In November 1971 Carly Simon released her second studio album, which was titled Anticipation. The title track of that album soared to number 3 on Billboard’s Adult Contemporary chart, and the following year it nabbed her a Grammy nomination for Best Pop Female Vocalist. It’s a song, she later revealed, that she wrote on the guitar in about 15 minutes while waiting for Cat Stevens to pick her up for their first date. It’s a song that has endured and is still one of her biggest hits. Of course, I wasn’t aware of any of this in 1971, since I was not quite one-and-a-half years old when “Anticipation” hit the airwaves. And yet this song played a big, big part in my childhood… thanks to Heinz Ketchup.
In 1974, Heinz Ketchup picked up the chorus of “Anticipation” and, changing just one word, they transformed it into not only a catchy jingle, but also a very effective marketing campaign that continued to run through 1979. It went like this: “Anticipation, anticipation, it’s makin’ me wait.” I can hear it now, just thinking about it. And I can see that thick, rich red ketchup slowly moving toward the opening of the glass bottle. And I can feel, well… the anticipation. Very. Effective.

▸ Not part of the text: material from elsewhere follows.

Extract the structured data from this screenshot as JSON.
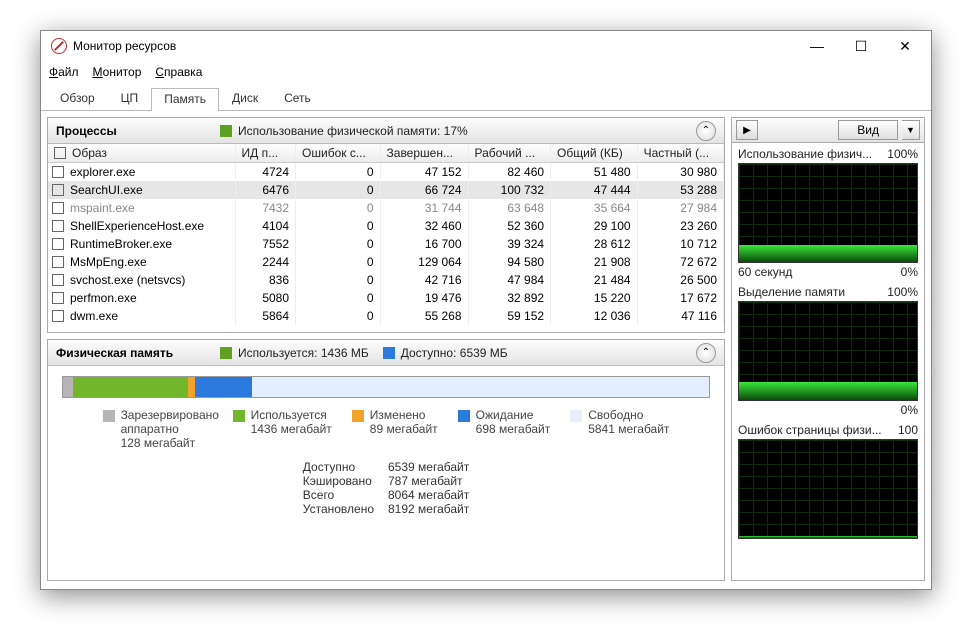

The impact of Heinz Ketchup on my early culinary development should be appreciated. You could argue that Heinz Ketchup is what caused the development of my palate, because in my early years there was not much I would eat if it were not first topped with, or dipped in, Heinz Ketchup. Mercifully, my palate did develop. But my craving for anticipation did not. Let me explain.
When I reflect back on the Christmases of my childhood and my youth, what I remember most is the anticipation, the exciting waiting for what was to come. Not just the morning of or the day before, but starting with the return to school after Thanksgiving. From that point everything focused on Christmas and fueled my anticipation: the crafts we made at school, the Christmas specials on TV (like Dr. Seuss’s How the Grinch Stole Christmas and A Charlie Brown Christmas), the lights and decorations throughout my neighborhood and town, the colorful Santa-themed ads for toys and games inserted in our local newspaper… everything was Christmas. And I was excited.

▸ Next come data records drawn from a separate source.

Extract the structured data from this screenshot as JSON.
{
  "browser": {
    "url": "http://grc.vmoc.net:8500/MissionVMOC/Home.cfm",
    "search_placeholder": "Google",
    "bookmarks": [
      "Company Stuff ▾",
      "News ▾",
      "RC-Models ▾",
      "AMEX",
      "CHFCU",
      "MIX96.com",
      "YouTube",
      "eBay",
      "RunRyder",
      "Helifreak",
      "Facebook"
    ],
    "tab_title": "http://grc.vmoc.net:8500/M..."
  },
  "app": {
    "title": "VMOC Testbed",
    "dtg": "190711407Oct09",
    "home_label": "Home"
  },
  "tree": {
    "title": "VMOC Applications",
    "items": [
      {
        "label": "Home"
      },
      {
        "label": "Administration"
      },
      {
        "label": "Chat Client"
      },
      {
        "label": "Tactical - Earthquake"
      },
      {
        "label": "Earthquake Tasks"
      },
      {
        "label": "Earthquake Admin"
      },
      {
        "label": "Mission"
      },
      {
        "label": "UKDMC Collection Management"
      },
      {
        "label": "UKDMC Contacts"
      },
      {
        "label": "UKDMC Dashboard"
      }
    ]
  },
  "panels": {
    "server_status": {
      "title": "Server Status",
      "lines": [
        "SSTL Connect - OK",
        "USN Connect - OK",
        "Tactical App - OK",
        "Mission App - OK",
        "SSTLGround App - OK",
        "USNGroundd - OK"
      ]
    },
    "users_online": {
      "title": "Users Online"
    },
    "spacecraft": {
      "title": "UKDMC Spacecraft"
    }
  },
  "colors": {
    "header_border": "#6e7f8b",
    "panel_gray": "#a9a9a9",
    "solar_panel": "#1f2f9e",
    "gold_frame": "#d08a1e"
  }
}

Yet, invariably, whether I received everything on my Christmas list or not, my anticipation, my excitement, would end in a sense of crestfallenness… of disillusionment or disappointment. Not that I would have described it that way. I didn’t know those words back then. What I knew was this: Christmas had come, and Christmas was now gone for another year, and I felt disappointed… because the anticipation, the excitement, was gone. Life now reverted back to ho-hum. And I was not OK with ho-hum. It has taken me decades to learn the lesson (and I’m still learning it!) that I did not learn at Christmastime when I was a kid: the best that life has to offer is found in the ho-hum, not in the anticipation. By getting caught up in the excitement of anticipation I missed so much “real life” in the here and now. The same thing happened at the first Christmas. For centuries and centuries, the People of God anticipated the savior. They awaited him with eager expectation. Yet, when he arrived, they missed it. Born in a humble stable, under the radar, in the ho-hum of life, he was welcomed only by poor shepherds and a few foreigners. And his own people continued to miss him for the next 33 years….